## What you are asked to do
Each line below that contains the word "Bulgarian" must be copied.

[Data section — start]

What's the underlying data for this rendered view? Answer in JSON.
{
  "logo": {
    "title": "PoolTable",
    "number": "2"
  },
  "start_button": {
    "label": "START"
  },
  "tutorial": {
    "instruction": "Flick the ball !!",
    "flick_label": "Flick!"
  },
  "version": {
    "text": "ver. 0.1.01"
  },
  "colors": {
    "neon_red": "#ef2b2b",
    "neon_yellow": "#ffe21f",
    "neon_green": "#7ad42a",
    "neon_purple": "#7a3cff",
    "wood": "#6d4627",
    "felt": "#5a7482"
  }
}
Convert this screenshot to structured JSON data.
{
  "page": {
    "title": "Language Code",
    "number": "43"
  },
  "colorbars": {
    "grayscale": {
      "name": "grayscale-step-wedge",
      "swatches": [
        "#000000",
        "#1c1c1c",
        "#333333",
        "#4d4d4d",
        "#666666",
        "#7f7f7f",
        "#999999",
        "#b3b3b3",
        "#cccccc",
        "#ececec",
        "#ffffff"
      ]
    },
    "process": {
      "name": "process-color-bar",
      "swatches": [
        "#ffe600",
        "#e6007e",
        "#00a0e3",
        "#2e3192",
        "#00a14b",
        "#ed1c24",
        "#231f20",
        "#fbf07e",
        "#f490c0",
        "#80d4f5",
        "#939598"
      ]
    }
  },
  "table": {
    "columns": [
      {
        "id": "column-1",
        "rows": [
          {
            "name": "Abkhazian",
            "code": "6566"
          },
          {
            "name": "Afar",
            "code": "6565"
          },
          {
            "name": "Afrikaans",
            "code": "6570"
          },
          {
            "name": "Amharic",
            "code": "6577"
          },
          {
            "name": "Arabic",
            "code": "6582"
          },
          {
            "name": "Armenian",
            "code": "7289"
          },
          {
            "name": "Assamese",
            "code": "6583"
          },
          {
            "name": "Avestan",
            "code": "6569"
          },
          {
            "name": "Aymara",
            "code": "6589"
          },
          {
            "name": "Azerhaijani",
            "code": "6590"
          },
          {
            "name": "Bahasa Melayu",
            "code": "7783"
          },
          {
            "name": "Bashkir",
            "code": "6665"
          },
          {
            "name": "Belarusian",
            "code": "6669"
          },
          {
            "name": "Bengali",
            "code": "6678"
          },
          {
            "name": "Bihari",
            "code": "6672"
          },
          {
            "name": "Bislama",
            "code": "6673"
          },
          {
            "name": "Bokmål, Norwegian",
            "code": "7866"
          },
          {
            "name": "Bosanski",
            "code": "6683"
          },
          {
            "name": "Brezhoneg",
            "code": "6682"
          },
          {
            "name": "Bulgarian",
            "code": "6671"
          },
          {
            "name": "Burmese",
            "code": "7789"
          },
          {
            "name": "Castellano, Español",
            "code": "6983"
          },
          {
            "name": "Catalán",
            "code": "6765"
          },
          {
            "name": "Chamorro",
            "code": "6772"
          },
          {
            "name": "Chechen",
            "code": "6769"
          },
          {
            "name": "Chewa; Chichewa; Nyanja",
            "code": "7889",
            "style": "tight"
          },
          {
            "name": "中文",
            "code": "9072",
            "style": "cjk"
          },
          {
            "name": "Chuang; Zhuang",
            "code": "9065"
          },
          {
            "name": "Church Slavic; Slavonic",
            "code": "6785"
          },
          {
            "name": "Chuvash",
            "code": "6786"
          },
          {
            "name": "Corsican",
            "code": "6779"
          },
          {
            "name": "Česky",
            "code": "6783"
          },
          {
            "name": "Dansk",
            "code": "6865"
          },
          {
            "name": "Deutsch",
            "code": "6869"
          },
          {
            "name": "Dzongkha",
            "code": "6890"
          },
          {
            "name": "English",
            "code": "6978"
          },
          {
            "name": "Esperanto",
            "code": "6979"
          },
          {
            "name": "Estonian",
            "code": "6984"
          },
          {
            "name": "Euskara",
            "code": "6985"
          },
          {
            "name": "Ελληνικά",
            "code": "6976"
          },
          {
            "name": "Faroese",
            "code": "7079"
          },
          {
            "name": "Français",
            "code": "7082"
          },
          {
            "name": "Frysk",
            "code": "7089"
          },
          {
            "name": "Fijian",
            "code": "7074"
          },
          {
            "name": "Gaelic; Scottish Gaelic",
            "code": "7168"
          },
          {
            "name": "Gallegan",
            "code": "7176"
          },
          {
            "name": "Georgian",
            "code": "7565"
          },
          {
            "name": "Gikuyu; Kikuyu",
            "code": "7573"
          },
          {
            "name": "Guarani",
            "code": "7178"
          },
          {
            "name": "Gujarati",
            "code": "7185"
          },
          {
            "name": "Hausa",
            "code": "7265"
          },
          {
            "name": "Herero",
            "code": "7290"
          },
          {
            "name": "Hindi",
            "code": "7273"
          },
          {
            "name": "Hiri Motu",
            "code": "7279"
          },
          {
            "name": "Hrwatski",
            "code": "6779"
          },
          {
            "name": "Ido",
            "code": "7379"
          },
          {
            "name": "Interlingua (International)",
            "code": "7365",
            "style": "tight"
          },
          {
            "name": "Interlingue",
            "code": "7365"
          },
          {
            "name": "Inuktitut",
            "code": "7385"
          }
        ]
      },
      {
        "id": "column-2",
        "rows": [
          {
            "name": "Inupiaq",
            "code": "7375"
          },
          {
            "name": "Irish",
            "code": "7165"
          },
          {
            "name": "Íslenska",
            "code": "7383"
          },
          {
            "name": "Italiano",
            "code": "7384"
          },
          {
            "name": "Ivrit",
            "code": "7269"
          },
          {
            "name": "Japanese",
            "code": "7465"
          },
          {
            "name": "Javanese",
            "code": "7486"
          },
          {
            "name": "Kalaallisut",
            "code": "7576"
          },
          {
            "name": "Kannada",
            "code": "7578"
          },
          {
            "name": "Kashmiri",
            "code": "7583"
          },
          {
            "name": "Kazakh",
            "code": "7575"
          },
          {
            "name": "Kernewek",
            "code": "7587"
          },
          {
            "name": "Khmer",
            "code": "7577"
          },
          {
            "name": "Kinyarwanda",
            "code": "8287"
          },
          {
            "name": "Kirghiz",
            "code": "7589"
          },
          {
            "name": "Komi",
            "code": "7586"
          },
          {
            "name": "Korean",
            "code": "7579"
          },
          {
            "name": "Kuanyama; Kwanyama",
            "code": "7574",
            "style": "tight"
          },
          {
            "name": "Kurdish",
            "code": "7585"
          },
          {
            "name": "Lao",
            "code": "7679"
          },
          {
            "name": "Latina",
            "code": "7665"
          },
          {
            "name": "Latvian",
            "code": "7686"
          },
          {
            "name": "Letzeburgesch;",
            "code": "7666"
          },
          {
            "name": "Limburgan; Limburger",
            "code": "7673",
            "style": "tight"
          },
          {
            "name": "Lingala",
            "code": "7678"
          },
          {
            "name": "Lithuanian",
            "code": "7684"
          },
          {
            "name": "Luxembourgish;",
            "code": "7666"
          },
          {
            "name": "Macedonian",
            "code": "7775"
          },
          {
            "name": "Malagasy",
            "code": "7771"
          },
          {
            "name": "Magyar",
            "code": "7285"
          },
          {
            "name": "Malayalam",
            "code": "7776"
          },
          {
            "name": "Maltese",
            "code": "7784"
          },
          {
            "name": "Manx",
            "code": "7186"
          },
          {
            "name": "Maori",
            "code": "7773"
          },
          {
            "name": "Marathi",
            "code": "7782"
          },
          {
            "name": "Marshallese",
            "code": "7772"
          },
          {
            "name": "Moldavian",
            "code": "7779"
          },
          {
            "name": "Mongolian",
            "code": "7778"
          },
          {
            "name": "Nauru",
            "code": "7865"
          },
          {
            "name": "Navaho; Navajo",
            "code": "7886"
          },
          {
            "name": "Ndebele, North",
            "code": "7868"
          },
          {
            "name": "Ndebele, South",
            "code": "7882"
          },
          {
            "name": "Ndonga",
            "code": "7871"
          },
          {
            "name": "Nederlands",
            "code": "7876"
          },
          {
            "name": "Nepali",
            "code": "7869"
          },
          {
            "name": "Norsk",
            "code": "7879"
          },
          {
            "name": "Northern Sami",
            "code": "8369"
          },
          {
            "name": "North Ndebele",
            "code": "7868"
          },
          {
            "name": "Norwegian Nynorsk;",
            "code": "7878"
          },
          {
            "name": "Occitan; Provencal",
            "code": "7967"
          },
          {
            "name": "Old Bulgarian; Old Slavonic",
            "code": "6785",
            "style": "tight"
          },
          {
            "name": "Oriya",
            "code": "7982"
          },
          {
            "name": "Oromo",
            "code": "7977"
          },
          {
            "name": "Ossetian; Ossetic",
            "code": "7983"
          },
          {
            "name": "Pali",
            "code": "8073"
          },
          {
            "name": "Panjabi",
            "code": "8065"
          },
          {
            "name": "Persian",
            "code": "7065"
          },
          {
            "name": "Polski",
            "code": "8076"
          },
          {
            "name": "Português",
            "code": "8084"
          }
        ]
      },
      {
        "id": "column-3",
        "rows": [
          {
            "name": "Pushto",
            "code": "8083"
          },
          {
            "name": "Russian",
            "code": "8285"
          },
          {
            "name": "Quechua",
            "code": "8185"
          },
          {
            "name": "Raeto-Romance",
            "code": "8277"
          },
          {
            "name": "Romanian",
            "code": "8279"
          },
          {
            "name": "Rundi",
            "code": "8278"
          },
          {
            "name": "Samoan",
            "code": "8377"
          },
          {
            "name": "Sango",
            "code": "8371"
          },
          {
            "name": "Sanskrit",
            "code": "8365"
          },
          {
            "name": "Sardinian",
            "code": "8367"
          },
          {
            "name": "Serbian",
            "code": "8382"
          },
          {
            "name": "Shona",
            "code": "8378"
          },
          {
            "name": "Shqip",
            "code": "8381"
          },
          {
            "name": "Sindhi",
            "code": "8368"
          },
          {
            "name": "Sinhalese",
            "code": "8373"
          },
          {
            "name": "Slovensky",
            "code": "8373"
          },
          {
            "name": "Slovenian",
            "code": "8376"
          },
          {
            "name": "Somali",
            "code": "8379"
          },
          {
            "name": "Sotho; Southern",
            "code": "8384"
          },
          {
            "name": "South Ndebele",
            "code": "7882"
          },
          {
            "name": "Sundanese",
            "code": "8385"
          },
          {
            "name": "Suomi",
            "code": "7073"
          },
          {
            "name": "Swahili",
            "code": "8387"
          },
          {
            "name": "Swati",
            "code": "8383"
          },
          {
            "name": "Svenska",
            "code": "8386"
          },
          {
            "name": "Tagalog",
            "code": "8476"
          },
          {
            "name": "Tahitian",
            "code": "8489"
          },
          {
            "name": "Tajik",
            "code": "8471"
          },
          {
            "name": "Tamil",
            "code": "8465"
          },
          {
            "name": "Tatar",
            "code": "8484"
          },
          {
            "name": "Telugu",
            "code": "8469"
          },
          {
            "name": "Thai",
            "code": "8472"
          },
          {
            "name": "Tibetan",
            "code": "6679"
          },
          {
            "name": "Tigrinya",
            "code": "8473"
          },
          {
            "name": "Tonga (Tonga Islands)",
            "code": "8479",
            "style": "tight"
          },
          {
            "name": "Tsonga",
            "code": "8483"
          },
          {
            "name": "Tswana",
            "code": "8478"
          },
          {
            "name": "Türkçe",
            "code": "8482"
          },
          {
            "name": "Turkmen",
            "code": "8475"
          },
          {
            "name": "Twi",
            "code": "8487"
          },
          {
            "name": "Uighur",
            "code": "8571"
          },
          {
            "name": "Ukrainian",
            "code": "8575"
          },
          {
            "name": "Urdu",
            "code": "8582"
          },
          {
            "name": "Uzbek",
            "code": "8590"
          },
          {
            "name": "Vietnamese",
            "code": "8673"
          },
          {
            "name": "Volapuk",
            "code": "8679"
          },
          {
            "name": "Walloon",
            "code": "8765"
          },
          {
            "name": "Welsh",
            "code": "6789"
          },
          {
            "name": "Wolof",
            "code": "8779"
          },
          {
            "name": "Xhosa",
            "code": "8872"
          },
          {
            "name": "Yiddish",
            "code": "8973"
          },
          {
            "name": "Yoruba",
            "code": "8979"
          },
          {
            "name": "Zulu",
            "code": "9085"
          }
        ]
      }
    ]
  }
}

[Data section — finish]

## Solution for this task
            "name": "Bulgarian",
            "name": "Old Bulgarian; Old Slavonic",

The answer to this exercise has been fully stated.